Black joblessness has long far outstripped that of whites. And strikingly, the disparity for the first 10 months of this year, as the recession has dragged on, has been even more pronounced for those with college degrees, compared to those without. Education, it seems, does not level the playing field – in fact, it appears to have made it more uneven.

Get an education and get a good job, right? Well, not in today’s society. Reading that article makes things seem hopeless.

You might have switch gears and are now saying: “these people should just get some kind of Mickey Mouse job.” Well, the Times had an article this past Sunday that stated how it was harder to get a job at an Applebee’s in the Bronx than to get into Harvard. For every job opening, there are about six people applying for it. I have a college degree and can’t get a minimum wage job. So far, I only had a temporary job, which I will talk about very soon. Sure, there is help out there like Workforce One, job placement programs, job fairs, temp agencies and career centers, but how helpful are these things if everyone you know is applying for the same job you just applied to? Employers can just pick a name out of a hat. There is no winning.
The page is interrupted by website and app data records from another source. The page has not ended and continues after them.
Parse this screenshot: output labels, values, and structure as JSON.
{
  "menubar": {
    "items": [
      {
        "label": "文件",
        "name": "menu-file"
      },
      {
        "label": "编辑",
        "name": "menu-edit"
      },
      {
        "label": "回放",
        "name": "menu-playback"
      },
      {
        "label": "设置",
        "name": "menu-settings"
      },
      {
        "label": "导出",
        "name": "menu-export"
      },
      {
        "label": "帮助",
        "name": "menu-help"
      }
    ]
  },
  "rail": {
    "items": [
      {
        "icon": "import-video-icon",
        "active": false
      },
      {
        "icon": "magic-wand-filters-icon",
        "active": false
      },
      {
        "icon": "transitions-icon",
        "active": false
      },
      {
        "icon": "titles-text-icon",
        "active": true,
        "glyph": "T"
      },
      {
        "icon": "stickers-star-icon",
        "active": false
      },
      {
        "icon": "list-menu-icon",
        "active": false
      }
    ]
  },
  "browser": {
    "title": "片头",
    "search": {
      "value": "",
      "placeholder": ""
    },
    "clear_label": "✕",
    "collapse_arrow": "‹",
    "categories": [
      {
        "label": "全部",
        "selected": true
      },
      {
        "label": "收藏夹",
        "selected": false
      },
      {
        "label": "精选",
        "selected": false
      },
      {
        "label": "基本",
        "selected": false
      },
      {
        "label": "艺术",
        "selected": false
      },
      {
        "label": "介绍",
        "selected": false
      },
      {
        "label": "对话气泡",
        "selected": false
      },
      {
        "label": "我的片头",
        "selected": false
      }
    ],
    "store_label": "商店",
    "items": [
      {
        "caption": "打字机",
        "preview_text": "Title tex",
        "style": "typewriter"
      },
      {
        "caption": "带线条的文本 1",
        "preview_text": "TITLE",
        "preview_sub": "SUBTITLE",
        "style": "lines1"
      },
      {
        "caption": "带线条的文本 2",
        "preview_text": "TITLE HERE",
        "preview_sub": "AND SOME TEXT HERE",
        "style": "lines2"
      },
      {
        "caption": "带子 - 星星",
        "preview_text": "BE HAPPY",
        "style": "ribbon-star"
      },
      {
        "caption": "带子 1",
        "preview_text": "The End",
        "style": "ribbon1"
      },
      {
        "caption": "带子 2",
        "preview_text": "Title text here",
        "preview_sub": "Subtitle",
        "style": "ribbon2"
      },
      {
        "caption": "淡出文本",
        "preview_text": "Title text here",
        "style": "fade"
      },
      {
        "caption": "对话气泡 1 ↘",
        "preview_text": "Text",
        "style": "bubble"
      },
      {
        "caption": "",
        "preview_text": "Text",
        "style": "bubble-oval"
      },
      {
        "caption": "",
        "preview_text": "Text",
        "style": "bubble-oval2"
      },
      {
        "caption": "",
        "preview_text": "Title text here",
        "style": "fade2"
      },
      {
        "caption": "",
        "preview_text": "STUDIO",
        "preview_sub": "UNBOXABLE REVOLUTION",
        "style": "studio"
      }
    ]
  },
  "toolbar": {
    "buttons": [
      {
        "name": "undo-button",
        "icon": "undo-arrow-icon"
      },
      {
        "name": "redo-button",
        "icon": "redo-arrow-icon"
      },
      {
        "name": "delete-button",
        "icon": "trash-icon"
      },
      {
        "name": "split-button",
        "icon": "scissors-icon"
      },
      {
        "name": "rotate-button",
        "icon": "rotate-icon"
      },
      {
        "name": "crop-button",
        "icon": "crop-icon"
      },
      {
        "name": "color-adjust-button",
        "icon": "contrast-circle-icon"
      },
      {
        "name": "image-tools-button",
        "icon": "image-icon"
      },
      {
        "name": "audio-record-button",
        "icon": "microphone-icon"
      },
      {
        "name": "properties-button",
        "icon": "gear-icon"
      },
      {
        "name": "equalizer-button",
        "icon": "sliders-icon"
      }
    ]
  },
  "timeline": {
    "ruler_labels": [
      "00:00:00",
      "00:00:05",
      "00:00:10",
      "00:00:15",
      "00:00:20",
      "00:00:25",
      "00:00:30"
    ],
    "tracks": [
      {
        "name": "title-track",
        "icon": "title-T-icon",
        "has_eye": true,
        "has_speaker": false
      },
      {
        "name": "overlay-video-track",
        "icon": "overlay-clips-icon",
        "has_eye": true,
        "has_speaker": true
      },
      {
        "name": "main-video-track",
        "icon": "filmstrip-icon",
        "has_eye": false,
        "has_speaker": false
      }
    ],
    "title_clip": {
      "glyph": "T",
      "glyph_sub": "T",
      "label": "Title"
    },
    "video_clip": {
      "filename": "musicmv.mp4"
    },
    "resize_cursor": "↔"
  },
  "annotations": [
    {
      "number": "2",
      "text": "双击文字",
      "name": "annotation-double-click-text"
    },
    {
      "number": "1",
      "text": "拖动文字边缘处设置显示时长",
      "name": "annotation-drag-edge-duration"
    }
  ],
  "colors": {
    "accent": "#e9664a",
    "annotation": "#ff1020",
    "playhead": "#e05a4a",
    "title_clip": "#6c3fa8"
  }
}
So, what can be done? People would’ve thought that their hard earned money which went to companies would’ve helped them out in the end, but not at all. It seems that the bailout just filled the pockets of those fat cats on Wall Street. These companies bounced back with greater returns, but growth did not occur. You would think that helping out the banks would allow them to give more loans out to small businesses which would create more jobs, but that’s not the case. We are still in a hole, ladies and gentlemen, and it is getting deeper.

President Obama seems to be making this job issue his next mission. I heard on the news that he plans to use some of the bailout money. How does he propose to use the funds? Would it be something like this?
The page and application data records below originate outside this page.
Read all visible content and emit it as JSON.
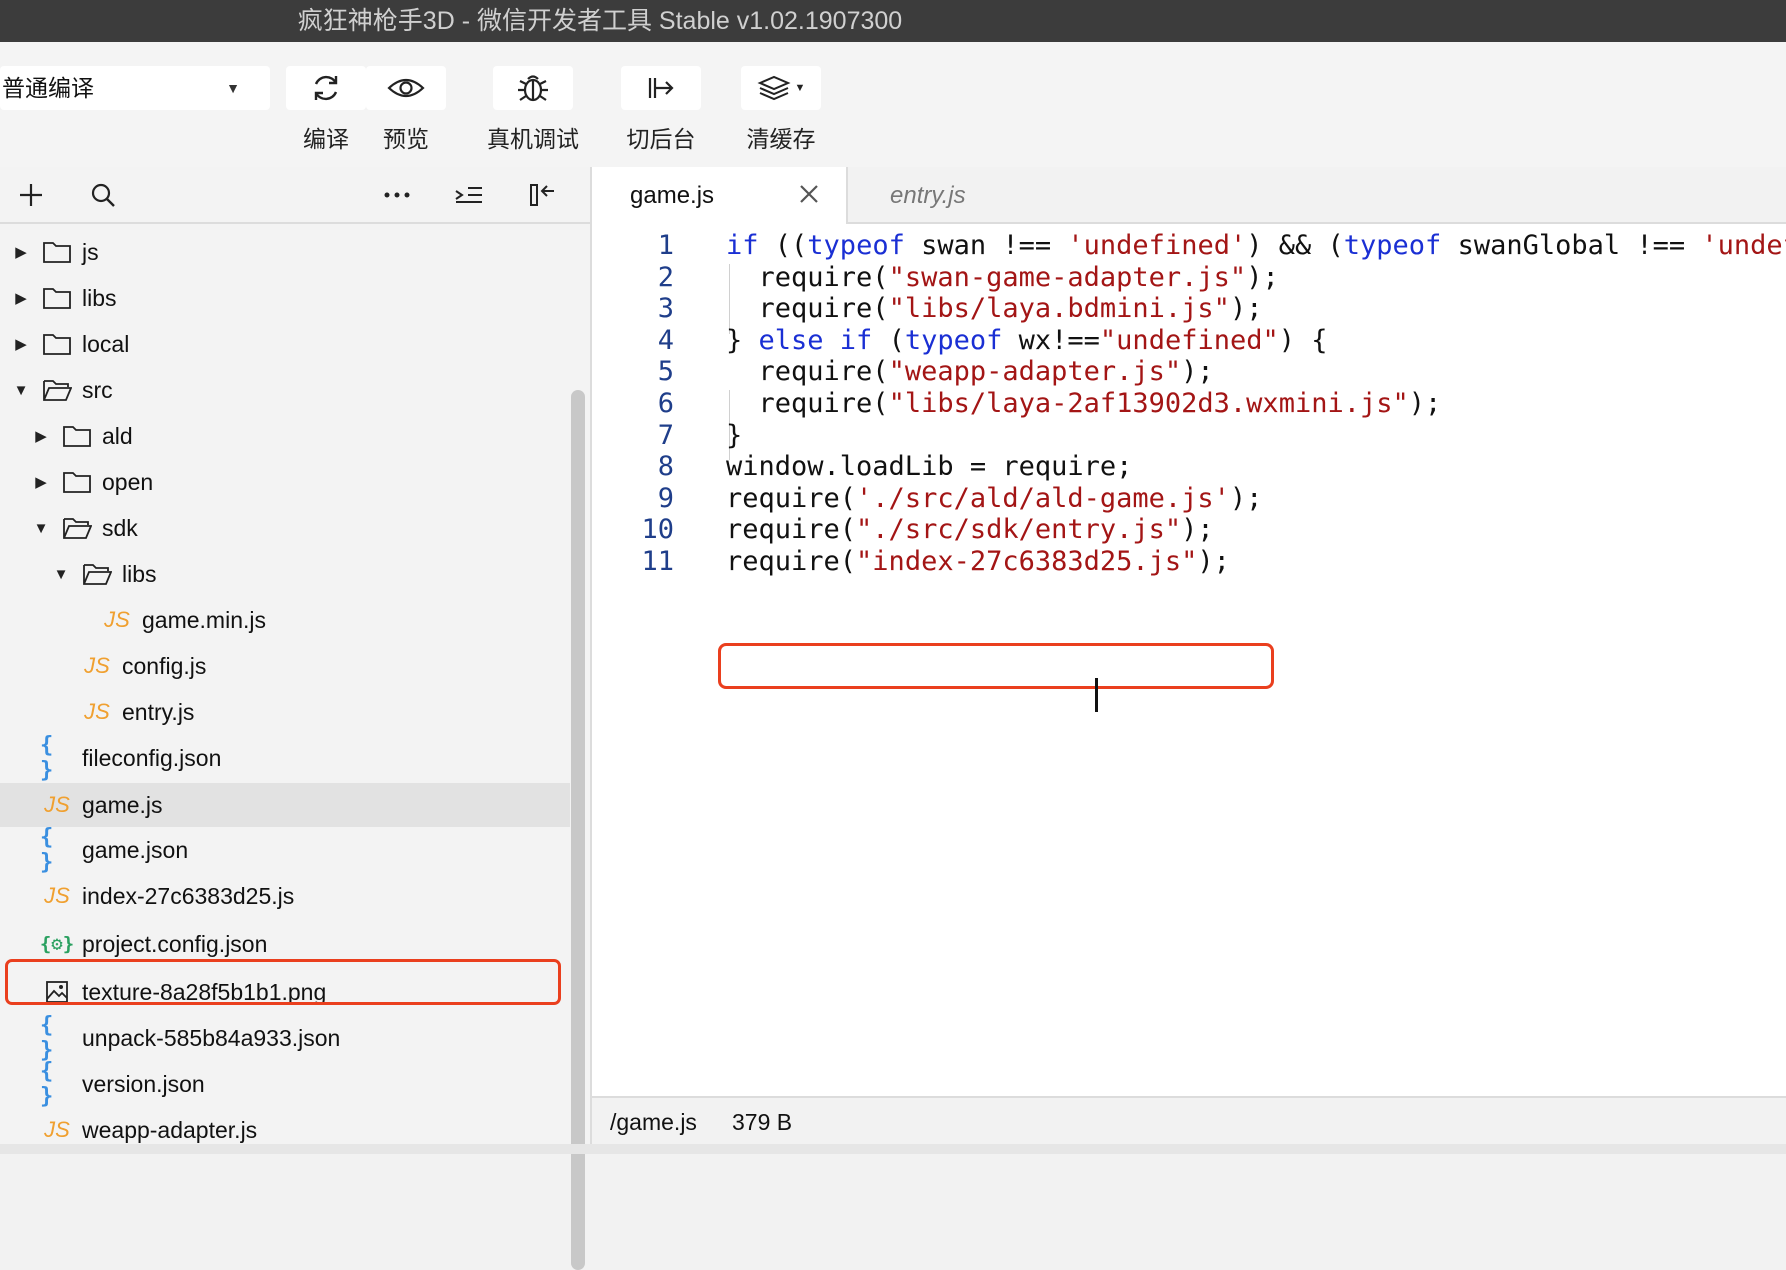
{
  "window": {
    "title": "疯狂神枪手3D - 微信开发者工具 Stable v1.02.1907300"
  },
  "toolbar": {
    "mode_select": "普通编译",
    "buttons": [
      {
        "label": "编译",
        "icon": "refresh-icon"
      },
      {
        "label": "预览",
        "icon": "eye-icon"
      },
      {
        "label": "真机调试",
        "icon": "bug-icon"
      },
      {
        "label": "切后台",
        "icon": "switch-background-icon"
      },
      {
        "label": "清缓存",
        "icon": "layers-icon"
      }
    ]
  },
  "sidebar": {
    "tools": [
      "plus-icon",
      "search-icon",
      "more-icon",
      "indent-icon",
      "collapse-panel-icon"
    ],
    "tree": [
      {
        "label": "js",
        "type": "folder",
        "expanded": false
      },
      {
        "label": "libs",
        "type": "folder",
        "expanded": false
      },
      {
        "label": "local",
        "type": "folder",
        "expanded": false
      },
      {
        "label": "src",
        "type": "folder",
        "expanded": true
      },
      {
        "label": "ald",
        "type": "folder",
        "expanded": false
      },
      {
        "label": "open",
        "type": "folder",
        "expanded": false
      },
      {
        "label": "sdk",
        "type": "folder",
        "expanded": true
      },
      {
        "label": "libs",
        "type": "folder",
        "expanded": true
      },
      {
        "label": "game.min.js",
        "type": "js"
      },
      {
        "label": "config.js",
        "type": "js"
      },
      {
        "label": "entry.js",
        "type": "js"
      },
      {
        "label": "fileconfig.json",
        "type": "json"
      },
      {
        "label": "game.js",
        "type": "js",
        "selected": true
      },
      {
        "label": "game.json",
        "type": "json"
      },
      {
        "label": "index-27c6383d25.js",
        "type": "js"
      },
      {
        "label": "project.config.json",
        "type": "config"
      },
      {
        "label": "texture-8a28f5b1b1.png",
        "type": "image"
      },
      {
        "label": "unpack-585b84a933.json",
        "type": "json"
      },
      {
        "label": "version.json",
        "type": "json"
      },
      {
        "label": "weapp-adapter.js",
        "type": "js"
      }
    ]
  },
  "editor": {
    "tabs": [
      {
        "label": "game.js",
        "active": true
      },
      {
        "label": "entry.js",
        "active": false
      }
    ],
    "lines": [
      {
        "n": "1",
        "tokens": [
          [
            "kw",
            "if"
          ],
          [
            "p",
            " (("
          ],
          [
            "kw",
            "typeof"
          ],
          [
            "p",
            " swan !== "
          ],
          [
            "str",
            "'undefined'"
          ],
          [
            "p",
            ") && ("
          ],
          [
            "kw",
            "typeof"
          ],
          [
            "p",
            " swanGlobal !== "
          ],
          [
            "str",
            "'undefined'"
          ],
          [
            "p",
            ")) {"
          ]
        ]
      },
      {
        "n": "2",
        "tokens": [
          [
            "p",
            "  require("
          ],
          [
            "str",
            "\"swan-game-adapter.js\""
          ],
          [
            "p",
            ");"
          ]
        ]
      },
      {
        "n": "3",
        "tokens": [
          [
            "p",
            "  require("
          ],
          [
            "str",
            "\"libs/laya.bdmini.js\""
          ],
          [
            "p",
            ");"
          ]
        ]
      },
      {
        "n": "4",
        "tokens": [
          [
            "p",
            "} "
          ],
          [
            "kw",
            "else if"
          ],
          [
            "p",
            " ("
          ],
          [
            "kw",
            "typeof"
          ],
          [
            "p",
            " wx!=="
          ],
          [
            "str",
            "\"undefined\""
          ],
          [
            "p",
            ") {"
          ]
        ]
      },
      {
        "n": "5",
        "tokens": [
          [
            "p",
            "  require("
          ],
          [
            "str",
            "\"weapp-adapter.js\""
          ],
          [
            "p",
            ");"
          ]
        ]
      },
      {
        "n": "6",
        "tokens": [
          [
            "p",
            "  require("
          ],
          [
            "str",
            "\"libs/laya-2af13902d3.wxmini.js\""
          ],
          [
            "p",
            ");"
          ]
        ]
      },
      {
        "n": "7",
        "tokens": [
          [
            "p",
            "}"
          ]
        ]
      },
      {
        "n": "8",
        "tokens": [
          [
            "p",
            "window.loadLib = require;"
          ]
        ]
      },
      {
        "n": "9",
        "tokens": [
          [
            "p",
            "require("
          ],
          [
            "str",
            "'./src/ald/ald-game.js'"
          ],
          [
            "p",
            ");"
          ]
        ]
      },
      {
        "n": "10",
        "tokens": [
          [
            "p",
            "require("
          ],
          [
            "str",
            "\"./src/sdk/entry.js\""
          ],
          [
            "p",
            ");"
          ]
        ]
      },
      {
        "n": "11",
        "tokens": [
          [
            "p",
            "require("
          ],
          [
            "str",
            "\"index-27c6383d25.js\""
          ],
          [
            "p",
            ");"
          ]
        ]
      }
    ]
  },
  "status": {
    "path": "/game.js",
    "size": "379 B"
  },
  "colors": {
    "highlight": "#ea3f1e",
    "keyword": "#1a2fd4",
    "string": "#a31515",
    "js_icon": "#f0a030",
    "json_icon": "#3a8fe0"
  }
}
I know that this is pure fiction, but it is funny. You have to lighten the mood at some point. Funny stuff aside, the President needs to pressure these companies. We were there for them (even when some of us didn’t want to); now, they need be there for us. In the end, it would help them again because people would have money to spend. It is just common sense. I just hope the President comes to some solution to this grand problem for the sake of everyone. It is so serious out here, and there seems to be no hope of things getting better.
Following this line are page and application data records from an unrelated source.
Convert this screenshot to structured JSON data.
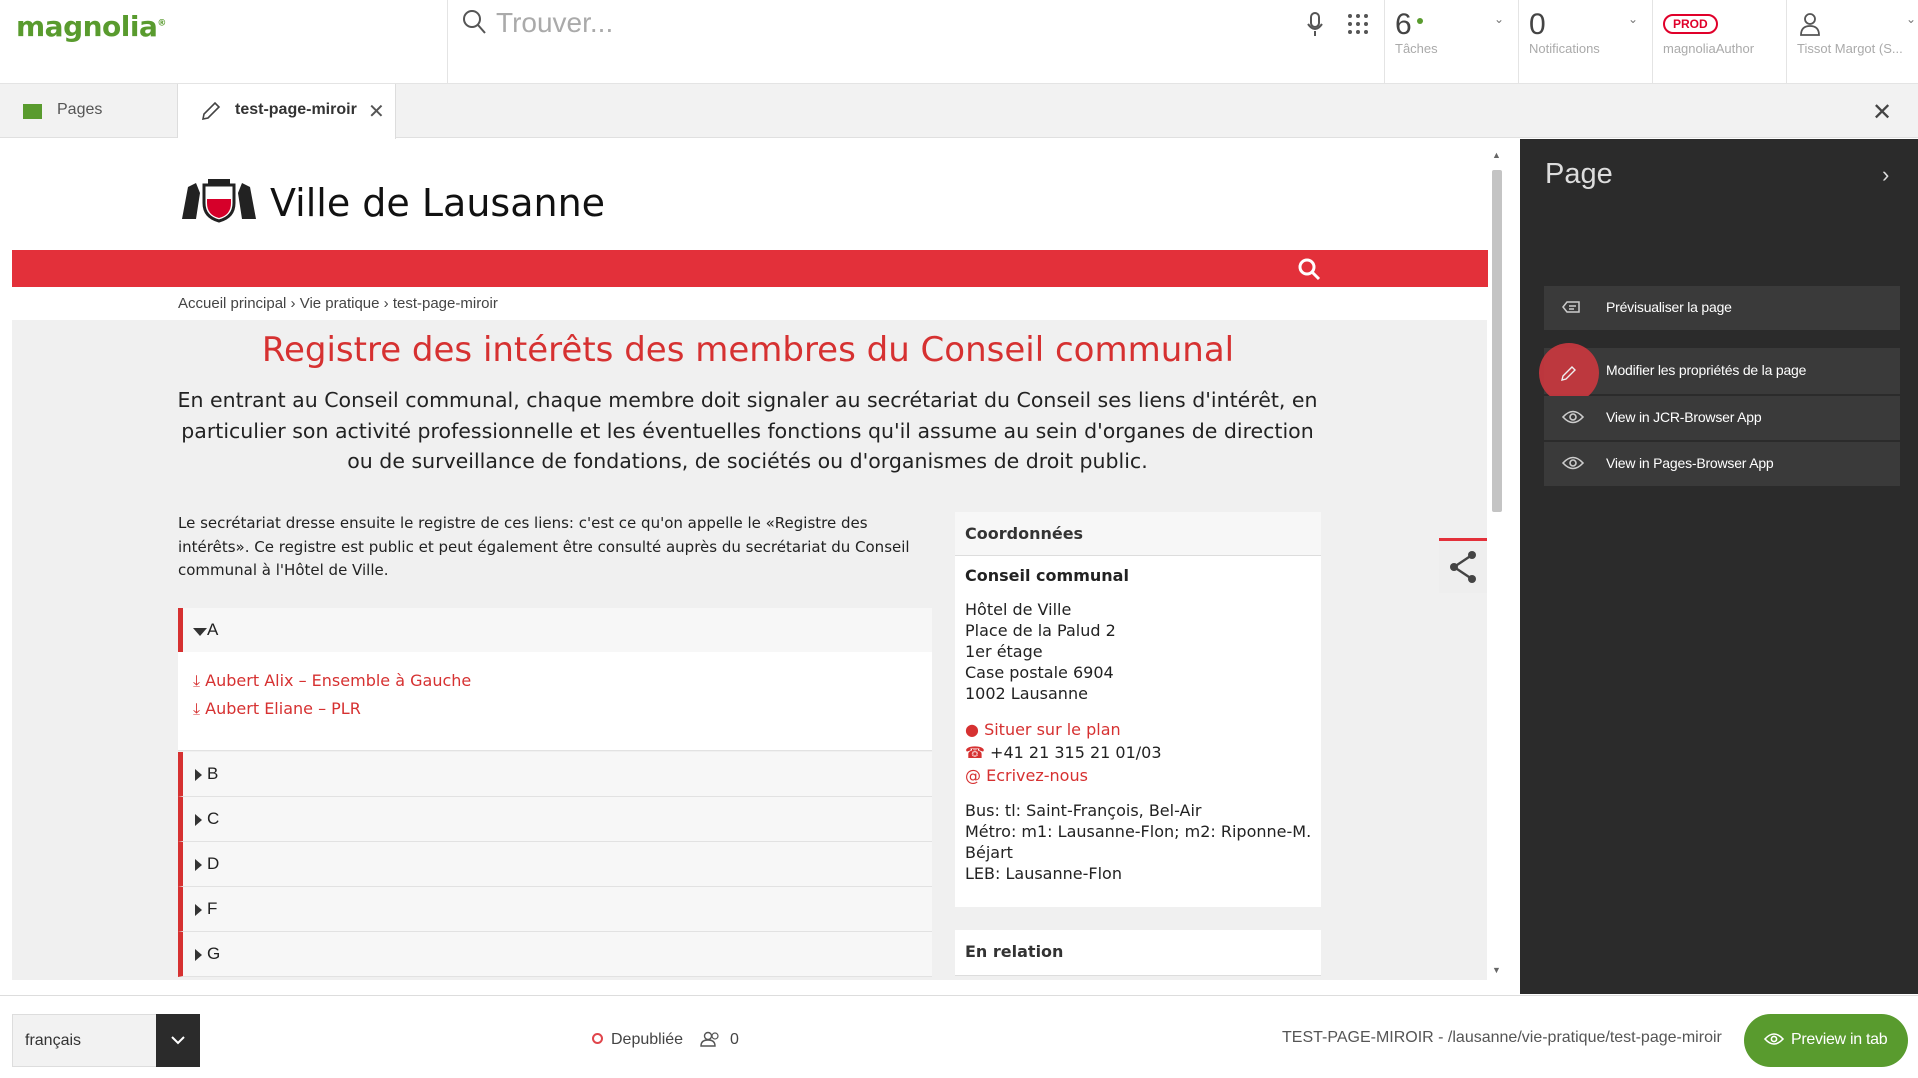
{
  "app": {
    "logo": "magnolia",
    "logo_mark": "®"
  },
  "topbar": {
    "search_placeholder": "Trouver...",
    "tasks": {
      "count": "6",
      "label": "Tâches"
    },
    "notifications": {
      "count": "0",
      "label": "Notifications"
    },
    "env": {
      "badge": "PROD",
      "label": "magnoliaAuthor"
    },
    "user": {
      "label": "Tissot Margot (S..."
    }
  },
  "tabs": [
    {
      "label": "Pages"
    },
    {
      "label": "test-page-miroir"
    }
  ],
  "page": {
    "site_title": "Ville de Lausanne",
    "breadcrumb": "Accueil principal › Vie pratique › test-page-miroir",
    "heading": "Registre des intérêts des membres du Conseil communal",
    "intro": "En entrant au Conseil communal, chaque membre doit signaler au secrétariat du Conseil ses liens d'intérêt, en particulier son activité professionnelle et les éventuelles fonctions qu'il assume au sein d'organes de direction ou de surveillance de fondations, de sociétés ou d'organismes de droit public.",
    "paragraph": "Le secrétariat dresse ensuite le registre de ces liens: c'est ce qu'on appelle le «Registre des intérêts». Ce registre est public et peut également être consulté auprès du secrétariat du Conseil communal à l'Hôtel de Ville.",
    "accordion": [
      {
        "letter": "A",
        "expanded": true,
        "items": [
          "Aubert Alix – Ensemble à Gauche",
          "Aubert Eliane – PLR"
        ]
      },
      {
        "letter": "B",
        "expanded": false
      },
      {
        "letter": "C",
        "expanded": false
      },
      {
        "letter": "D",
        "expanded": false
      },
      {
        "letter": "F",
        "expanded": false
      },
      {
        "letter": "G",
        "expanded": false
      }
    ],
    "aside": {
      "title": "Coordonnées",
      "org": "Conseil communal",
      "address": [
        "Hôtel de Ville",
        "Place de la Palud 2",
        "1er étage",
        "Case postale 6904",
        "1002 Lausanne"
      ],
      "map_link": "Situer sur le plan",
      "phone": "+41 21 315 21 01/03",
      "email_link": "Ecrivez-nous",
      "transport": [
        "Bus: tl: Saint-François, Bel-Air",
        "Métro: m1: Lausanne-Flon; m2: Riponne-M.",
        "Béjart",
        "LEB: Lausanne-Flon"
      ],
      "related_title": "En relation"
    }
  },
  "panel": {
    "title": "Page",
    "actions": [
      {
        "label": "Prévisualiser la page",
        "icon": "preview-icon"
      },
      {
        "label": "Modifier les propriétés de la page",
        "icon": "pencil-icon"
      },
      {
        "label": "View in JCR-Browser App",
        "icon": "eye-icon"
      },
      {
        "label": "View in Pages-Browser App",
        "icon": "eye-icon"
      }
    ]
  },
  "footer": {
    "language": "français",
    "status": "Depubliée",
    "users_count": "0",
    "path": "TEST-PAGE-MIROIR - /lausanne/vie-pratique/test-page-miroir",
    "preview_button": "Preview in tab"
  },
  "colors": {
    "brand_green": "#599b2e",
    "lausanne_red": "#e3303a",
    "dark_panel": "#2b2b2b"
  }
}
The Circus Known as the NYS Senate

December 2, 2009

The Greatest Show in NYS.

I just got word from NewsChannel 13 in Albany that the “Same-sex marriage bill fails to pass in #NYSenate 24-38.” This is very disappointing. I support same-sex marriage. Why? Because everyone should have equal rights no matter who they are. I also believe in the separation of church and state. So, it doesn’t makes sense to me as to why these 38 clowns in the New York State Senate would vote something like this down especially when the state is one of the most liberal in the nation. I mean the state already recognize marriages from other places. Why not go 100%? People really should put their religion aside and do that right thing.

Many years ago, people of different races couldn’t marry each other. Some people still believe this today. I remember a story a while back where a judge denied an interracial couple the right to marry each other. There was so much hate back then.  History is repeating itself again with these states denying gay couples the right to marry. Why can’t we let people be happy? So many great points were made on the NYS Senate debate floor, but it was as if those words went into one ear and come out the other for those 38 Senators.

If you want more information on today’s session, check out these things from the New York Times. All of the Republicans and eight Democrats voted  against it. Here are your eight; most of them are even from New York City. If you live in the state of New York and support same-sex marriage, talk to your Senator:

P.S. The NYS Senate has always been screwed up. We need to shake things up, my fellow New Yorkers.


World AIDS Day!

December 1, 2009

The Red Ribbon

Today is World AIDS Day. I’m sure all of you don’t need to be lectured on the seriousness of AIDS and HIV. Do your part. Get tested. Get your partner tested. Have protected sex. JoinRed.